Solar Power

I started typing this in reply to an e-mail question, but realized that it was going to be too long and interesting to use it for such a temporary message. This is partly out of inspiration, partly out of curiosity, and partly out of sharing the message with others. This began in response to a question about using solar power to melt metal, perhaps for recycling.

Why go to the trouble of building a solar array (in the megawatt range, of course; might as well be economical about it!) just for melting metal, when you can install a steam turbine and generate and sell electricity? But even then, few such arrays have been built.

Regardless of the use, two things matter to utilizing solar energy: how much power can you grab, and at what temperature (and pertinent to any heat engine, what temperature difference)?

Power is simple: a perfect black body can pick up about 1kW/m^2, so you need as much area as you want power.
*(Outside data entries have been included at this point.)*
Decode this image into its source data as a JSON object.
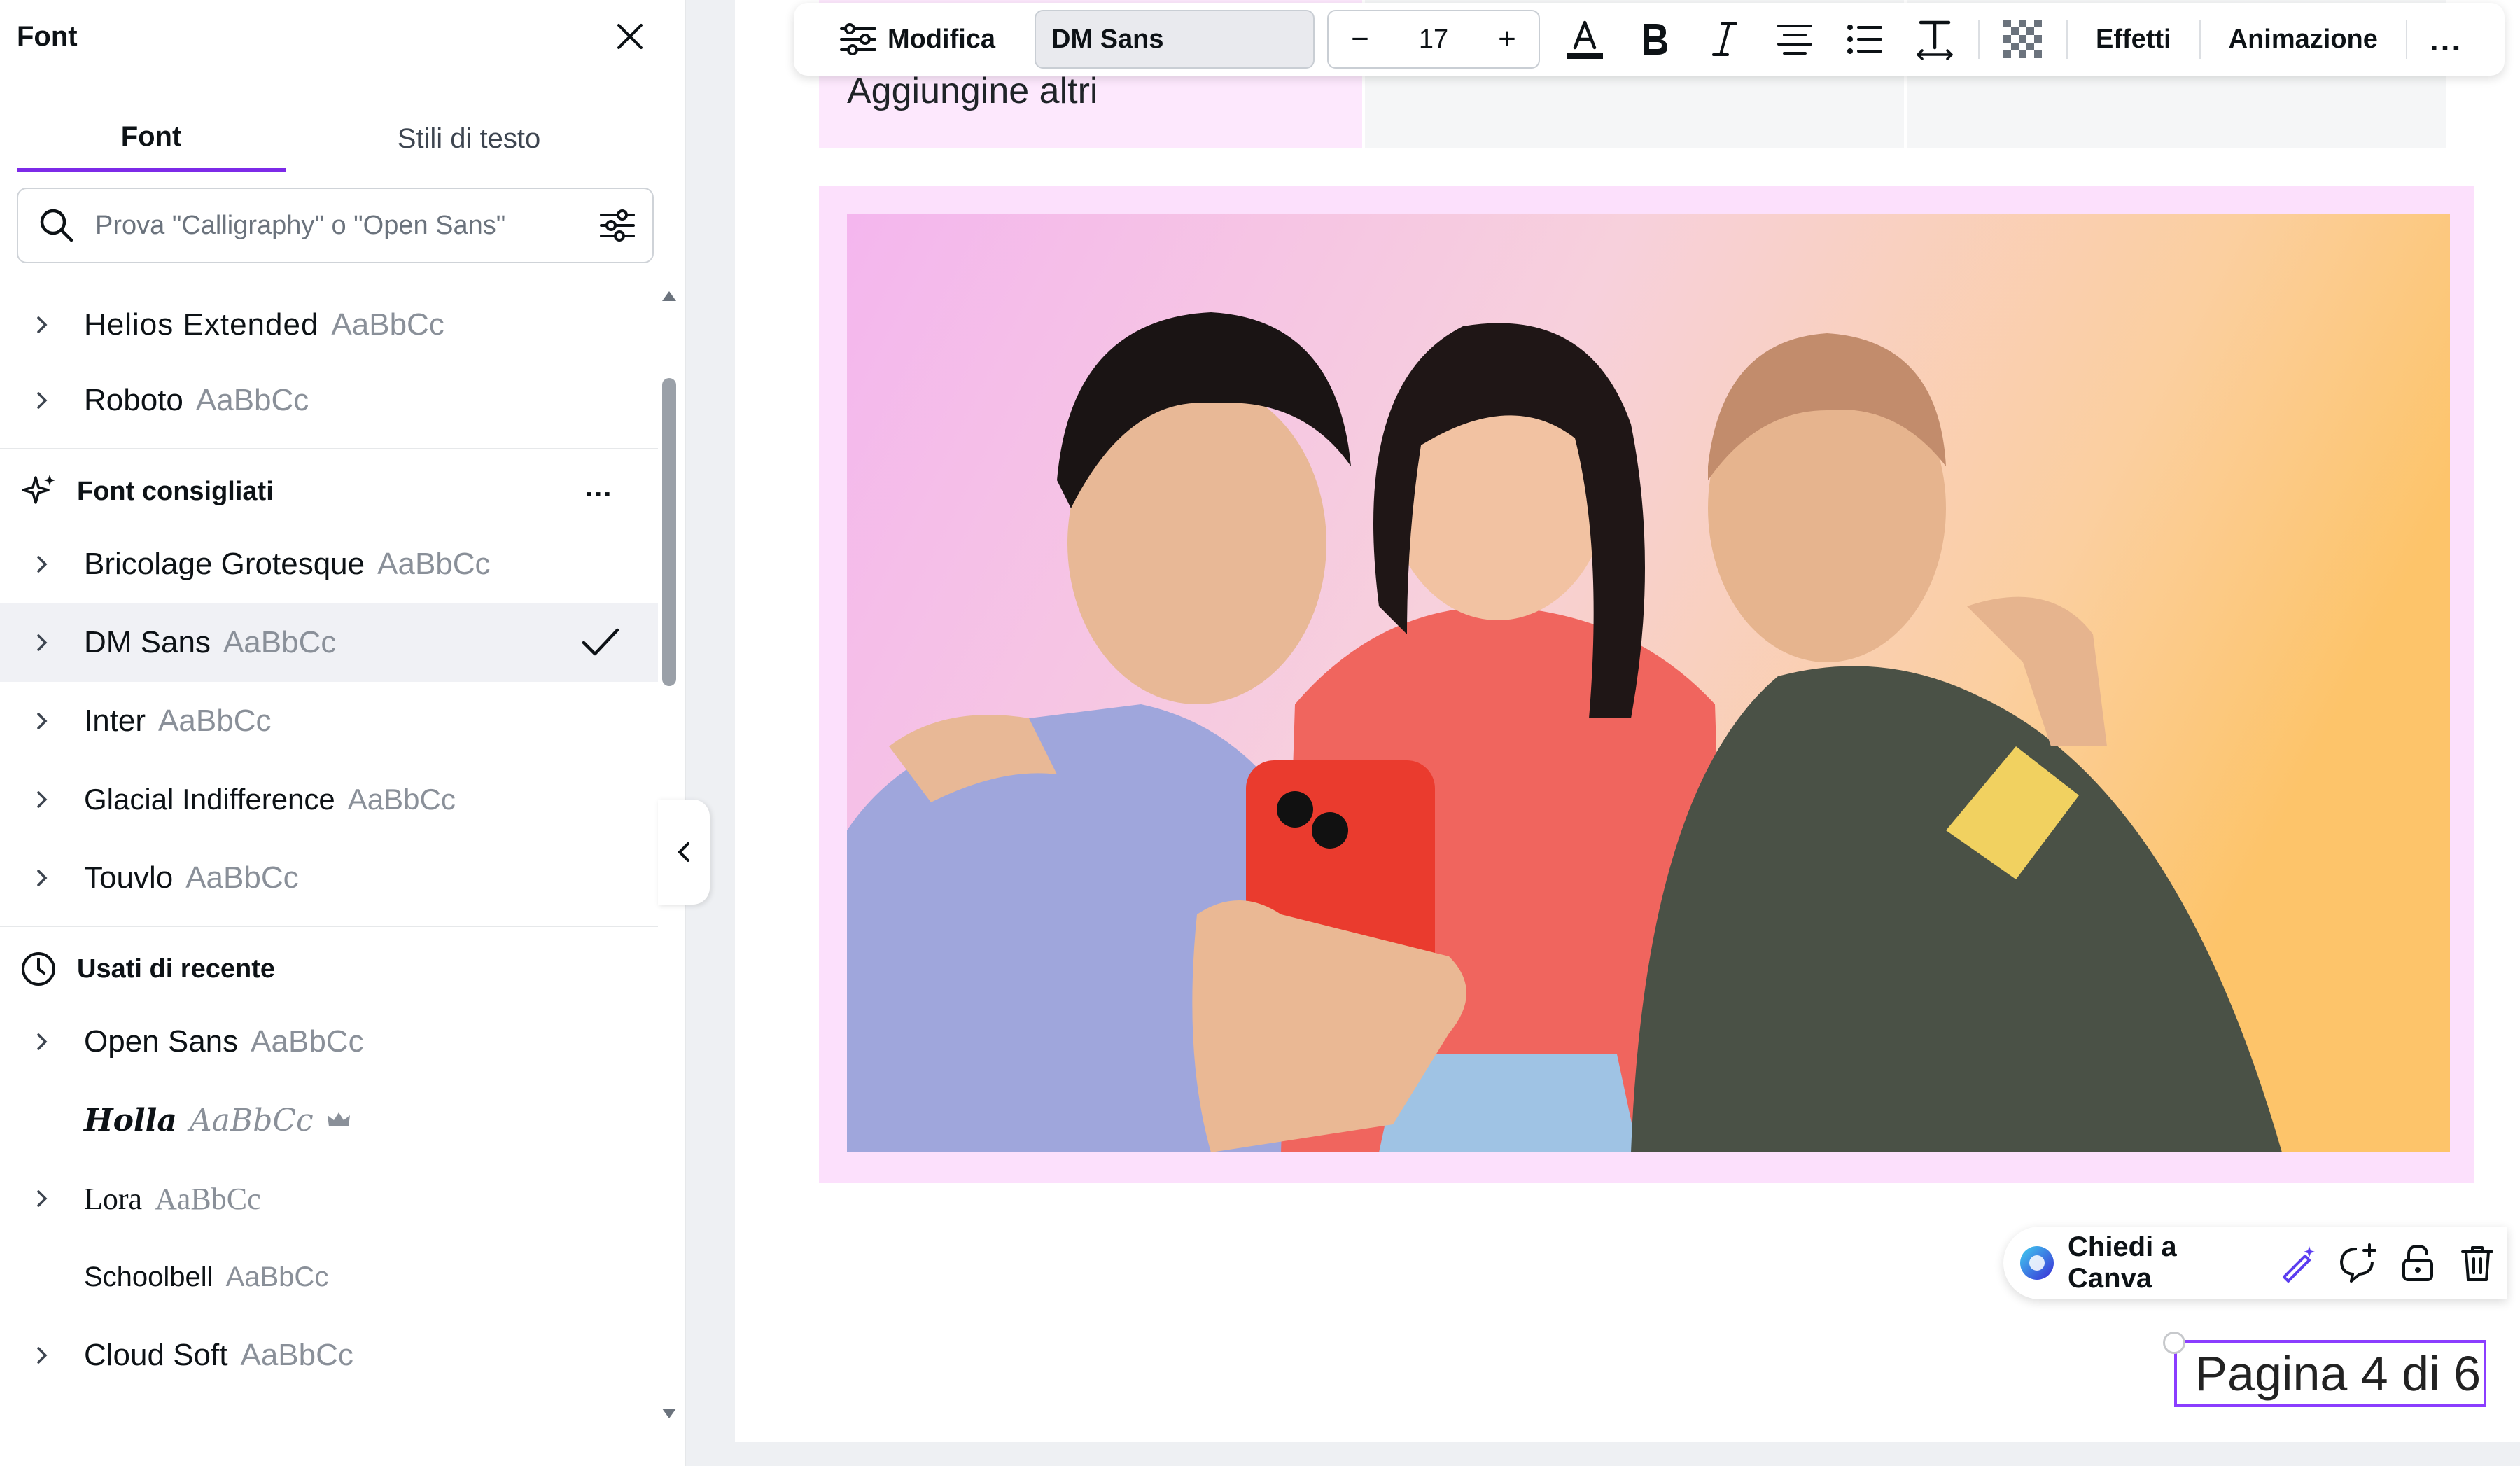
{
  "panel": {
    "title": "Font",
    "tabs": [
      {
        "label": "Font",
        "active": true
      },
      {
        "label": "Stili di testo",
        "active": false
      }
    ],
    "search": {
      "placeholder": "Prova \"Calligraphy\" o \"Open Sans\"",
      "value": ""
    },
    "top_fonts": [
      {
        "name": "Helios Extended",
        "sample": "AaBbCc"
      },
      {
        "name": "Roboto",
        "sample": "AaBbCc"
      }
    ],
    "recommended": {
      "title": "Font consigliati",
      "more": "...",
      "items": [
        {
          "name": "Bricolage Grotesque",
          "sample": "AaBbCc"
        },
        {
          "name": "DM Sans",
          "sample": "AaBbCc",
          "selected": true
        },
        {
          "name": "Inter",
          "sample": "AaBbCc"
        },
        {
          "name": "Glacial Indifference",
          "sample": "AaBbCc"
        },
        {
          "name": "Touvlo",
          "sample": "AaBbCc"
        }
      ]
    },
    "recent": {
      "title": "Usati di recente",
      "items": [
        {
          "name": "Open Sans",
          "sample": "AaBbCc",
          "expandable": true
        },
        {
          "name": "Holla",
          "sample": "AaBbCc",
          "expandable": false,
          "premium": true
        },
        {
          "name": "Lora",
          "sample": "AaBbCc",
          "expandable": true
        },
        {
          "name": "Schoolbell",
          "sample": "AaBbCc",
          "expandable": false
        },
        {
          "name": "Cloud Soft",
          "sample": "AaBbCc",
          "expandable": true
        }
      ]
    }
  },
  "toolbar": {
    "edit_label": "Modifica",
    "font_name": "DM Sans",
    "font_size": "17",
    "minus": "−",
    "plus": "+",
    "effects_label": "Effetti",
    "animation_label": "Animazione",
    "more": "..."
  },
  "canvas": {
    "table_cell_text": "Aggiungine altri",
    "page_label": "Pagina 4 di 6"
  },
  "context_bar": {
    "ask_label": "Chiedi a Canva"
  },
  "colors": {
    "accent": "#7d2ae8",
    "selection": "#8b3dff",
    "frame_pink": "#fce0fc",
    "cell_pink": "#fde8fd",
    "text_color_underline": "#0d1216"
  }
}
You do, of course, want a lattitude where the sun shines substantially all year round, and a climate where clouds will not interfere. The U.S. southwest, the Sahara desert (at least where dunes don't roam) and much of Australia are prominent possibilities, which if utilized, could together generate more power than the human race currently knows what to do with at the moment.

Temperature is somewhat harder. A black sheet laying on the ground will only reach such-and-such a temperature, because the heat input is balanced by radiation to the atmosphere or space (which averages substantially cooler than the sun), conduction to the ground below it (which had already been in equilibrium with its now absent radiation input) and convection into the air, especially if the wind is blowing. To reach higher temperatures necessary to generate steam or melt salts or metal, some focusing is needed. Lenses are the archetypal "ant burner", but very expensive when several kilometers are needed. They also cost some efficiency due to reflection and absorbtion; why waste power? So, reflectors are required.

I'm partial to the design where black pipe, carrying oil, sits in the focus of a cylindrical reflector. The oil is pumped through the array where it is heated to a substantial temperature (perhaps near its boiling point; not too hot, or else decomposition will ensue, or else much more expensive silicone oil must be bought and used), then cooled into some water, which is made to boil. A multistage steam turbine then captures the power as usual. This is a typical layout for coal, oil or nuclear power plants. Practical considerations are the power used to pump the liquids, cleaning for the reflectors when desert dust builds up too much (a major concern for the two rovers on Mars), movement to track the sun during the day and year, and of course, materials.

Solar sounds great, but is it? Consider a square kilometer area for the collectors. I would estimate a reflector, pipe, actuator and support system might weigh 25 pounds per foot. This is about the weight of a refrigerator, but much deeper -- the reflectors might be, say, four or six feet across. They will, of course, be tightly spaced, giving little room for precious sunlight to reach the ground. Therefore, it will weigh about 80 pounds per meter, or 80k = 40 tons per kilometer. If the reflectors are two meters across, it will take 500 rows, or 500 km total length, weighing 20,000 tons. Including fabrication, the materials (mostly mild steel mill products like angle iron and pipe) will probably cost around $1 to $10/lb, or $40 to $400 megabucks. One square kilometer is a million square meters, so it might produce about a mega-kilowatt, or a gigawatt. This, so far, is a pretty reasonable price for a power plant, and incurs no apparent fuel costs, making for very cheap electricity (or excellent profit, which is more likely, as hydroelectric installations have shown...).

I can't help but think there must be some horrible maintainance cost, or power cost (perhaps in pumping the fluids), but I'm not seeing it. In my estimation, solar power is competetive with other current technologies.

Return to Index

Web page maintained by Tim Williams. All rights reserved.